flounder, waving sea-anemone, luminescent viper fish,
and gather diamonds, rubies, sapphires drifting
in swirls and eddies, waiting to be plucked
by our avaricious hands until our lungs bloom
with need [ . . . ]
Moving in another direction is “Keurig” by Caleb Nelson, in which the speaker equates himself to a growing pile of empty coffee cartridges. The Dutch version of the word “Keurig” applies to something that is marked by order, having nothing extraneous, much like the speaker in the poem who strives for order: “forever. I don’t know what anyone is after. I just want to press one button / and have my cup quickly filled.”
Lori Lamothe’s “Rapunzel Gets a Buzz Cut” plays off the old cliché that one cuts their hair when they want to change. While the sentiment may be cliché, the poem is anything but. Throughout the poem the hair grows to mean more than just itself, but becomes an idea that transcends itself, encompassing lust and entanglement, fantasy and darkness, “or maybe only a question about what the world / would be if I shaved identity down to essence—pressed my lips to the marrow of winter / and drank the clarity only absence can brew.” With the hair gone, all becomes clear.

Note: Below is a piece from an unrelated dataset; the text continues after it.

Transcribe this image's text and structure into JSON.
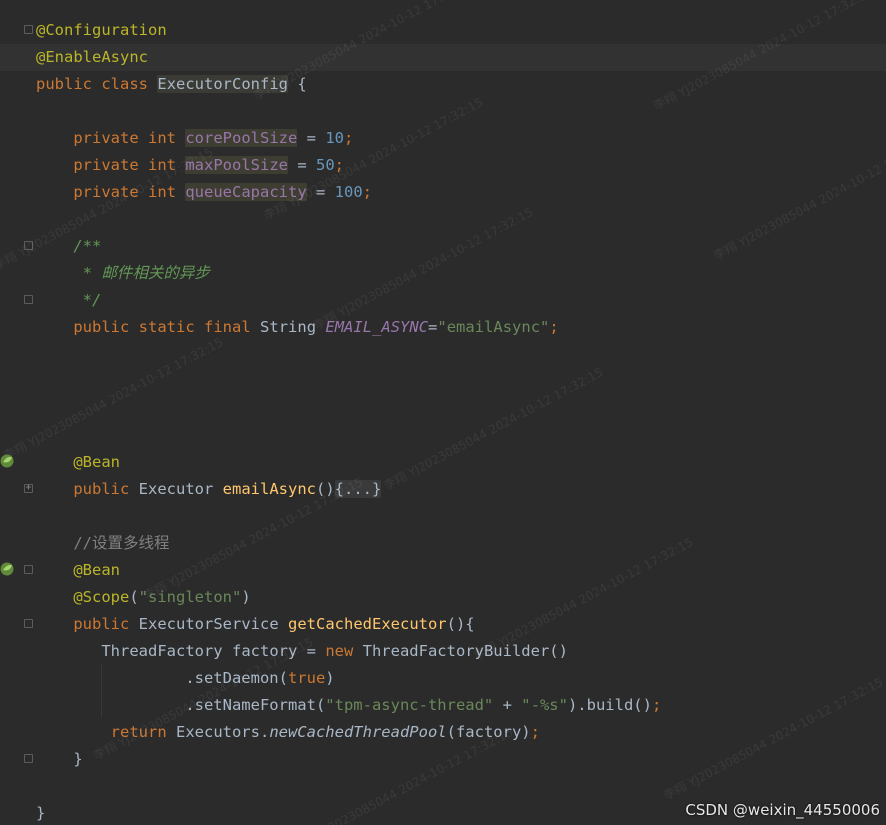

Apart from the great poetry this issue, there are three pieces of fiction and two in nonfiction. In fiction, Jessica Walker pens “Revolution Again and Again,” a quick-paced story about an American girl teaching in Moscow, who finds herself kidnapped and fighting to break free. Written from the point of view of the American narrator, we are yanked along the brisk pace as her thoughts race, slowing down only when safe; “Timing is the most important thing. I pretend to sleep, take on the appearance of most vulnerability. Unpredictability is the best advantage of the powerless.”
In nonfiction, Stephanie Anderson’s piece “Dust” follows the narrator as she deals with both the past death of her mother, and the more recent death of her sister:
and as I cried, I was somewhat grateful for my tears, that recognition, that ability to understand the magnitude of a life, its footprint, its fragility, its brave relinquish of eternity in exchange for a small trifle of existence from which voices are born, words that will survive.Everything came from dust, and everything will one day return to dust.
This issue features “Hiroshima: The Occupation Period,” a gripping photo essay by Mariko Nagai that combines emotion-inducing photography with heart-gripping prose and cover art by Gordon Gohr, designer of the group Solid Ground, which guides adults living with dementia through art exploration. Dedicated to my long time love Mr. Spock, this issue of Stoneboat is sure to entice a broad spectrum of readers.